▶ _DATA EXCERPTS_
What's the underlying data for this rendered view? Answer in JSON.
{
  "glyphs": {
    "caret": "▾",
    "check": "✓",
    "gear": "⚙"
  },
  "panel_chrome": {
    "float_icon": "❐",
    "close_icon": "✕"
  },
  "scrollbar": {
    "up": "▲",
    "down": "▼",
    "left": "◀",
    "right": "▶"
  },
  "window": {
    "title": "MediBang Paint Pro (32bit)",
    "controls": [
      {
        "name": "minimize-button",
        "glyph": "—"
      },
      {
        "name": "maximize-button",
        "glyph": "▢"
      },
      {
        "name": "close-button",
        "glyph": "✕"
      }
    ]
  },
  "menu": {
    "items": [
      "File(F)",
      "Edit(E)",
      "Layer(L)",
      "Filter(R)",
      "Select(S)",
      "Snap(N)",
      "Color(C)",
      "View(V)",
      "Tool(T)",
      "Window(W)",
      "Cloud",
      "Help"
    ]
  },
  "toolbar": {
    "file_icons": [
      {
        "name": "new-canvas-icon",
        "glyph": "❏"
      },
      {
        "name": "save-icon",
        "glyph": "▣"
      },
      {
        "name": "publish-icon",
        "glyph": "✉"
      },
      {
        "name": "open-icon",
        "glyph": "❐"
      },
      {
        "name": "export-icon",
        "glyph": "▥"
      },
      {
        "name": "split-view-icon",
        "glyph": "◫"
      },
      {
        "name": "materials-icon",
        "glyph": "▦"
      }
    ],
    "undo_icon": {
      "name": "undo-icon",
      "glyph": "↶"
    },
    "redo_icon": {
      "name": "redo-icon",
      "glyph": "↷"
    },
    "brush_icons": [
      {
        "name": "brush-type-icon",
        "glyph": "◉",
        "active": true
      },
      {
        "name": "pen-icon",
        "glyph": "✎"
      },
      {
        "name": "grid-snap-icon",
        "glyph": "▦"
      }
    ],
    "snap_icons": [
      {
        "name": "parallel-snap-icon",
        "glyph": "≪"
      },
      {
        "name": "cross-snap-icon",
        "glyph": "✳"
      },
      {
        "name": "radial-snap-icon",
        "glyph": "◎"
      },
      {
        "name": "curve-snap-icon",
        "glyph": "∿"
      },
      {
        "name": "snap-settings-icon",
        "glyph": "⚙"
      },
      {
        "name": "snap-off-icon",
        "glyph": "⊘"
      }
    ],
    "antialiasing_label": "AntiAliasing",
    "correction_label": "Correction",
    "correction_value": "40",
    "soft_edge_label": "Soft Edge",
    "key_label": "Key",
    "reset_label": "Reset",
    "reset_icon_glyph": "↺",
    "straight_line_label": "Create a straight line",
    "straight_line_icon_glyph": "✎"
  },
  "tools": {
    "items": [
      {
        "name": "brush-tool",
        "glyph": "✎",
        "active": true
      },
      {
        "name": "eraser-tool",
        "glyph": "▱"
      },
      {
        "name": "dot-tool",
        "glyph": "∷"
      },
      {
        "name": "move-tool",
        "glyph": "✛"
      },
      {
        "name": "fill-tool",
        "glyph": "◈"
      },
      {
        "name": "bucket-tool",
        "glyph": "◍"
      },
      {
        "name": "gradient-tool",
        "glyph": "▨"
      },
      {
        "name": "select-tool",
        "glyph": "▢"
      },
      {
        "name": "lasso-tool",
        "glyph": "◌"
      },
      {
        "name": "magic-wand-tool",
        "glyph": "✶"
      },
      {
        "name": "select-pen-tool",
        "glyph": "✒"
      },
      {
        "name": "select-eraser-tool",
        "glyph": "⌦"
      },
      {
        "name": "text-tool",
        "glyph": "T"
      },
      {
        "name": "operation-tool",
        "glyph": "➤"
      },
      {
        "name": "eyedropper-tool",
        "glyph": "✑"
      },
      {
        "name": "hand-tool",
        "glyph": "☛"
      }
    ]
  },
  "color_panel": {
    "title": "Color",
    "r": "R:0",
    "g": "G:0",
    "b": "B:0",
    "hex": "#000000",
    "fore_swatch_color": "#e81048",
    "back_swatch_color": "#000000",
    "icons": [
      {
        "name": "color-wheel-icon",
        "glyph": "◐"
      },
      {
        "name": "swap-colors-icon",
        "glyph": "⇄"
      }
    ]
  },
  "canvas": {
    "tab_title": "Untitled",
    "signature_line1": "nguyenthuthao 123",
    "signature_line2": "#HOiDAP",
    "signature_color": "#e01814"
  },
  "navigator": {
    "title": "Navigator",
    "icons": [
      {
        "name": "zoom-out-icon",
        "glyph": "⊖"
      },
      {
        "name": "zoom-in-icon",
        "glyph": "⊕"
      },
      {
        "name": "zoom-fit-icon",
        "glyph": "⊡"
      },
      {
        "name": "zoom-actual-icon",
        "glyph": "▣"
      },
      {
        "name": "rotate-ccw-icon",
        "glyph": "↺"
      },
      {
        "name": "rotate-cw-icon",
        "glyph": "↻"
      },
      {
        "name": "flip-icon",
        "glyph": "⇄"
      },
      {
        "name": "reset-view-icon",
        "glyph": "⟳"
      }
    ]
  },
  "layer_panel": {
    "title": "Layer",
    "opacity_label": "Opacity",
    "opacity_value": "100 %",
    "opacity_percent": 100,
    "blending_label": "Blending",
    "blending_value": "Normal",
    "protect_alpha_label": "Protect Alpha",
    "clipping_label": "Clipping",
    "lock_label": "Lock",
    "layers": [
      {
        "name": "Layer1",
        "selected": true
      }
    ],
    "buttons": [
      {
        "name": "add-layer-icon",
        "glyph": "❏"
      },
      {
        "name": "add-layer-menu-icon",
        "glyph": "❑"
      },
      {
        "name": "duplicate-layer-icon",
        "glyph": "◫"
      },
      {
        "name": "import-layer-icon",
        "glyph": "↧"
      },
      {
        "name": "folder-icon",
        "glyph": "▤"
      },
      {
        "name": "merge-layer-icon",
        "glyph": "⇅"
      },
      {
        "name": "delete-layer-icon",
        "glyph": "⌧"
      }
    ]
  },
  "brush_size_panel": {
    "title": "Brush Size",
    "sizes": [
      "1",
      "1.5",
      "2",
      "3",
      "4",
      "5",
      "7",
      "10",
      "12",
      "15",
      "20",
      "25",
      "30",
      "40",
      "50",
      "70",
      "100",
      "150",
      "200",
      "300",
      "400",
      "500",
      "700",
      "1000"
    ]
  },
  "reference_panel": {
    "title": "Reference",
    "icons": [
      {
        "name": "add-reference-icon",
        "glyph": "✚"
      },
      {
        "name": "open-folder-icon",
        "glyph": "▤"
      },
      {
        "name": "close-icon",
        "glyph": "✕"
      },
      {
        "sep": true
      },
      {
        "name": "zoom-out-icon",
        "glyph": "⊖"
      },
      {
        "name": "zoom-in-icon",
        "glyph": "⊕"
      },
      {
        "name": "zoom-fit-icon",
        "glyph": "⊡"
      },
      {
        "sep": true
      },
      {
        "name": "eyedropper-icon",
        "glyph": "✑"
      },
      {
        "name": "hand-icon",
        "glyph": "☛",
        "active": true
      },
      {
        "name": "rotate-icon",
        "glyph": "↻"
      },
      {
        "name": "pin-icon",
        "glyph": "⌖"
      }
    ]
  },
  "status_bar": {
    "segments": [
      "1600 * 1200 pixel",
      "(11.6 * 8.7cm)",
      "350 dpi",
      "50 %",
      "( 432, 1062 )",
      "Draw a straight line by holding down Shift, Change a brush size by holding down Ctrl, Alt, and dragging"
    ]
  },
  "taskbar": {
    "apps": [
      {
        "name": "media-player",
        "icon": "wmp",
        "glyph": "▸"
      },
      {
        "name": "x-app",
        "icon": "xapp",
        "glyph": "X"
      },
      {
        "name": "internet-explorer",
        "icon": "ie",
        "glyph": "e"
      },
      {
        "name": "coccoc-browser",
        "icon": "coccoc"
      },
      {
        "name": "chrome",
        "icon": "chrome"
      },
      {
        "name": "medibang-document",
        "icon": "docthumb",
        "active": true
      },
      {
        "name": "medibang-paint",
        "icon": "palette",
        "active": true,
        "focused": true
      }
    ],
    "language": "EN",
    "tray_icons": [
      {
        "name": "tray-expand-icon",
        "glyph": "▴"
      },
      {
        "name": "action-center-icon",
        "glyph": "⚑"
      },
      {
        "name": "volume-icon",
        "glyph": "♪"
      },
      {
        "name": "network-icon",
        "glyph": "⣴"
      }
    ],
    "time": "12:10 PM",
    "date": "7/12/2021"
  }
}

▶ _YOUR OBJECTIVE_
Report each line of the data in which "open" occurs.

▶ _RESULT OF THE EXERCISE_
        "name": "open-icon",
        "name": "open-folder-icon",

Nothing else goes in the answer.